Stanford PhD candidate Jannicke Pearkes spends a lot of her time thinking about the ATLAS detector.
Usually, this is because she’s working on data analysis software for the giant detector, one of four multistory experiments studying particle physics at the Large Hadron Collider. But this past spring, it was for a different reason: art.
Pearkes has been working on the ATLAS experiment for about seven years, starting as an undergraduate. Part of her research has focused on a new section of the detector’s innermost tracker, currently being assembled at nearby SLAC National Accelerator Laboratory.
In addition to her research, Pearkes spent the last few months brainstorming, designing and assembling an art project she calls the “Disco-tracker” for a class at Stanford’s Hasso Plattner Institute of Design.
The class is meant to give PhD students from various disciplines experience using principles of design thinking, a problem-solving process that centers the needs and aims of an audience in developing solutions through creative thinking, prototyping and testing.
“I kind of signed up for it on a whim,” Pearkes says. “The idea was to push your boundaries in terms of creative thinking about your research.”
With classmates, Pearkes brainstormed ideas for a project related to the ATLAS experiment. Possible ideas ranged from the educational—such as persuading a student to pursue a PhD and explaining the ATLAS detector to a non-scientist—to the more fantastical—such as designing a cult centered on the Higgs boson.
When Pearkes explained the ATLAS inner tracker to her classmates, she described it as a giant cylindrical disco ball. Thus the idea for a “Disco-tracker” art installation was born.
“We ranked those [ideas] from what was most fun for the world to what was least fun for the world, and the giant disco ball won out,” Pearkes says.
The real ATLAS inner tracker, which will lie at the center of the 7,000-ton ATLAS detector, is more than 6 feet high and 20 feet long. It is made up of multiple layers of concentric cylinders with silicon sensors, which are the very first part of ATLAS to actually “see” particles produced during collisions.
For her art project, Pearkes built three cylinders with wooden hoops and rods and arranged them in concentric layers. The outer tube is big enough that Pearkes can stand inside of it.
To represent the silicon sensors, Pearkes hand-glued to the Disco-tracker 822 2-inch mirrors.
Pearkes, who does most of her work on a computer these days, says the project foiled her previous efforts to get out of such activities. Part of the assembly for the real detector at SLAC involves gluing sensors to the new pieces of the inner tracker. “I really did my best to avoid working in the cleanroom during my PhD and to avoid doing any of the glue work,” she says.
To represent the tracks that particles leave when they are detected by sensors in the inner tracker, Pearkes strung electroluminescent wire through the gaps between the mirrors.
In the dark, the finished model looks like a contained firework, with glowing, multicolored wires stretching in all directions.
“Once I started getting to the end,” Pearkes says, “I was like, ‘This is pretty cool, there might be a wider audience that’s interested in it.”

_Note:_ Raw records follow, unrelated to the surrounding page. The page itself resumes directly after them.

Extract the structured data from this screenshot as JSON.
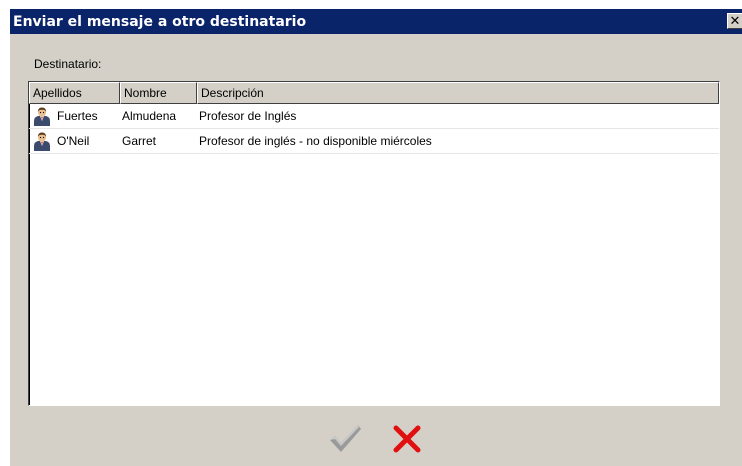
{
  "window": {
    "title": "Enviar el mensaje a otro destinatario",
    "close_glyph": "✕"
  },
  "form": {
    "recipient_label": "Destinatario:"
  },
  "table": {
    "columns": [
      "Apellidos",
      "Nombre",
      "Descripción"
    ],
    "rows": [
      {
        "icon": "person-icon",
        "apellidos": "Fuertes",
        "nombre": "Almudena",
        "descripcion": "Profesor de Inglés"
      },
      {
        "icon": "person-icon",
        "apellidos": "O'Neil",
        "nombre": "Garret",
        "descripcion": "Profesor de inglés - no disponible miércoles"
      }
    ]
  },
  "actions": {
    "confirm_icon": "checkmark-icon",
    "cancel_icon": "x-icon",
    "confirm_color": "#9a9a9a",
    "cancel_color": "#e01010"
  },
  "colors": {
    "titlebar": "#0a246a",
    "dialog_bg": "#d4d0c8"
  }
}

In addition to presenting the Disco-tracker at a class exhibition, Pearkes also shared her work on Twitter, where it attracted attention from across the physics community. “In general, the response was very positive,” she says.

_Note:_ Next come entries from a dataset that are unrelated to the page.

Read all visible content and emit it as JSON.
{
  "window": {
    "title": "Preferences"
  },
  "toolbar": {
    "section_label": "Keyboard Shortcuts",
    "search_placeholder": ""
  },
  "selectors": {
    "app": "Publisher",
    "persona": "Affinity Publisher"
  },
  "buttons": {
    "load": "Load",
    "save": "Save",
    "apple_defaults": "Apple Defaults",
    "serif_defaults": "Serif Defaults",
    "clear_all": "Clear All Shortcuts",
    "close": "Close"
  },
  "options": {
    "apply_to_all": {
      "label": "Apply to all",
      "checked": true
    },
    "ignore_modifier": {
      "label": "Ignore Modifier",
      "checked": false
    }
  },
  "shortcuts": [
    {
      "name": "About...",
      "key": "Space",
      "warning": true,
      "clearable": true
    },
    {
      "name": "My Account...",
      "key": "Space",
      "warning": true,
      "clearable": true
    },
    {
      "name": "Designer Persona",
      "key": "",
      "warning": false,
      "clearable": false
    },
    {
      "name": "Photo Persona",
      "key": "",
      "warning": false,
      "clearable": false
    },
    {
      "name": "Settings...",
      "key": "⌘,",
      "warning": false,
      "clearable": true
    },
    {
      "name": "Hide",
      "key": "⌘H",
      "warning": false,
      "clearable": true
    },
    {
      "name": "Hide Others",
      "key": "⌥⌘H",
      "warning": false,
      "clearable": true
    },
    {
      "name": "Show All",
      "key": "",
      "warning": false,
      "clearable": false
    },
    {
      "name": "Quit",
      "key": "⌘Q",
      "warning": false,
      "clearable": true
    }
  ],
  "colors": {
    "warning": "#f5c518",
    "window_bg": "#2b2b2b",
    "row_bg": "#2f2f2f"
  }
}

Pearkes’ advisor at Stanford, Caterina Vernieri, says she is impressed with Pearkes’ creativity. “The first message of this art piece is to educate people in a nice way how tracker detectors work and what we’re building here at SLAC,” she says. “And then the fact that it does that so beautifully—it actually shows that you can make something beautiful out of something ordinary.”
Vernieri says the project fits well with Pearkes’ interest in communicating with the public. “I didn’t see the art coming, but I’m not surprised about her dedication to outreach. She’s keen on finding new ways of explaining our research to those who are not experts.”
As for future physics-inspired art projects, Pearkes has a few ideas.
“My next plan is to make some earrings related to the particular process that I study,” she says. “But that’s a lot smaller and a bit less time intensive” than the Disco-tracker.
Whatever she works on next, Pearkes says she will take with her the new ways of thinking about and approaching research the class exposed her to. “One of the things that I learned from this course is not to shoot ideas down right away,” she says. “I consider myself a very practical person… but one of the key points was that when you want to be creative, it’s really important to put all of your practical feelings away for a bit and be open to new ideas. I’ve been trying to apply that outside of the course and in my own research.”